As you print the data below, keep every line exactly as it is and leave the images behind.

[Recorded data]
- - -

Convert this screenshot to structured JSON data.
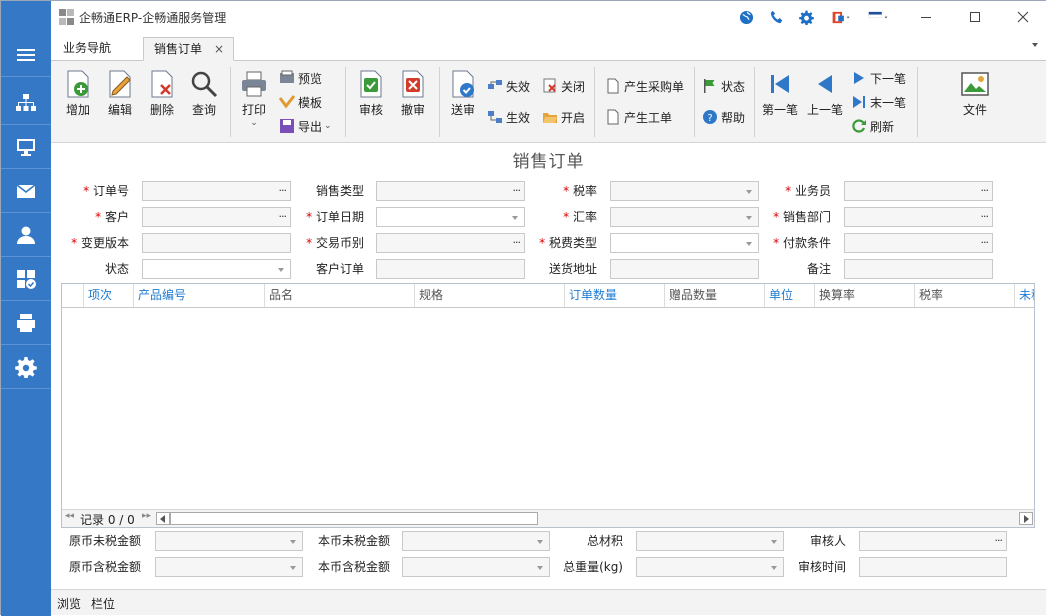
{
  "window": {
    "title": "企畅通ERP-企畅通服务管理"
  },
  "sidebar": {
    "items": [
      "menu-icon",
      "org-chart-icon",
      "monitor-icon",
      "mail-icon",
      "user-icon",
      "apps-check-icon",
      "print-icon",
      "gear-icon"
    ]
  },
  "tabs": [
    {
      "label": "业务导航"
    },
    {
      "label": "销售订单",
      "close": "×"
    }
  ],
  "ribbon": {
    "add": "增加",
    "edit": "编辑",
    "delete": "删除",
    "query": "查询",
    "print": "打印",
    "preview": "预览",
    "template": "模板",
    "export": "导出",
    "approve": "审核",
    "unapprove": "撤审",
    "send_approve": "送审",
    "invalid": "失效",
    "valid": "生效",
    "close": "关闭",
    "open": "开启",
    "gen_purchase": "产生采购单",
    "gen_work": "产生工单",
    "state": "状态",
    "help": "帮助",
    "first": "第一笔",
    "prev": "上一笔",
    "next": "下一笔",
    "last": "末一笔",
    "refresh": "刷新",
    "file": "文件"
  },
  "form": {
    "title": "销售订单",
    "required_mark": "*",
    "labels": {
      "order_no": "订单号",
      "customer": "客户",
      "version": "变更版本",
      "state": "状态",
      "sale_type": "销售类型",
      "order_date": "订单日期",
      "currency": "交易币别",
      "customer_order": "客户订单",
      "tax_rate": "税率",
      "exchange_rate": "汇率",
      "tax_type": "税费类型",
      "ship_addr": "送货地址",
      "salesman": "业务员",
      "sales_dept": "销售部门",
      "pay_terms": "付款条件",
      "remark": "备注"
    }
  },
  "grid": {
    "columns": [
      "项次",
      "产品编号",
      "品名",
      "规格",
      "订单数量",
      "赠品数量",
      "单位",
      "换算率",
      "税率",
      "未税"
    ],
    "record_text": "记录 0 / 0"
  },
  "totals": {
    "orig_untaxed": "原币未税金额",
    "local_untaxed": "本币未税金额",
    "total_volume": "总材积",
    "approver": "审核人",
    "orig_taxed": "原币含税金额",
    "local_taxed": "本币含税金额",
    "total_weight": "总重量(kg)",
    "approve_time": "审核时间"
  },
  "status": {
    "browse": "浏览",
    "columns": "栏位"
  },
  "colors": {
    "sidebar": "#3478c6",
    "accent": "#1f7bd0",
    "required": "#dd0000"
  }
}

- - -

:: ANSWER BOX ::
Convert this screenshot to structured JSON data.
{
  "window": {
    "title": "企畅通ERP-企畅通服务管理"
  },
  "sidebar": {
    "items": [
      "menu-icon",
      "org-chart-icon",
      "monitor-icon",
      "mail-icon",
      "user-icon",
      "apps-check-icon",
      "print-icon",
      "gear-icon"
    ]
  },
  "tabs": [
    {
      "label": "业务导航"
    },
    {
      "label": "销售订单",
      "close": "×"
    }
  ],
  "ribbon": {
    "add": "增加",
    "edit": "编辑",
    "delete": "删除",
    "query": "查询",
    "print": "打印",
    "preview": "预览",
    "template": "模板",
    "export": "导出",
    "approve": "审核",
    "unapprove": "撤审",
    "send_approve": "送审",
    "invalid": "失效",
    "valid": "生效",
    "close": "关闭",
    "open": "开启",
    "gen_purchase": "产生采购单",
    "gen_work": "产生工单",
    "state": "状态",
    "help": "帮助",
    "first": "第一笔",
    "prev": "上一笔",
    "next": "下一笔",
    "last": "末一笔",
    "refresh": "刷新",
    "file": "文件"
  },
  "form": {
    "title": "销售订单",
    "required_mark": "*",
    "labels": {
      "order_no": "订单号",
      "customer": "客户",
      "version": "变更版本",
      "state": "状态",
      "sale_type": "销售类型",
      "order_date": "订单日期",
      "currency": "交易币别",
      "customer_order": "客户订单",
      "tax_rate": "税率",
      "exchange_rate": "汇率",
      "tax_type": "税费类型",
      "ship_addr": "送货地址",
      "salesman": "业务员",
      "sales_dept": "销售部门",
      "pay_terms": "付款条件",
      "remark": "备注"
    }
  },
  "grid": {
    "columns": [
      "项次",
      "产品编号",
      "品名",
      "规格",
      "订单数量",
      "赠品数量",
      "单位",
      "换算率",
      "税率",
      "未税"
    ],
    "record_text": "记录 0 / 0"
  },
  "totals": {
    "orig_untaxed": "原币未税金额",
    "local_untaxed": "本币未税金额",
    "total_volume": "总材积",
    "approver": "审核人",
    "orig_taxed": "原币含税金额",
    "local_taxed": "本币含税金额",
    "total_weight": "总重量(kg)",
    "approve_time": "审核时间"
  },
  "status": {
    "browse": "浏览",
    "columns": "栏位"
  },
  "colors": {
    "sidebar": "#3478c6",
    "accent": "#1f7bd0",
    "required": "#dd0000"
  }
}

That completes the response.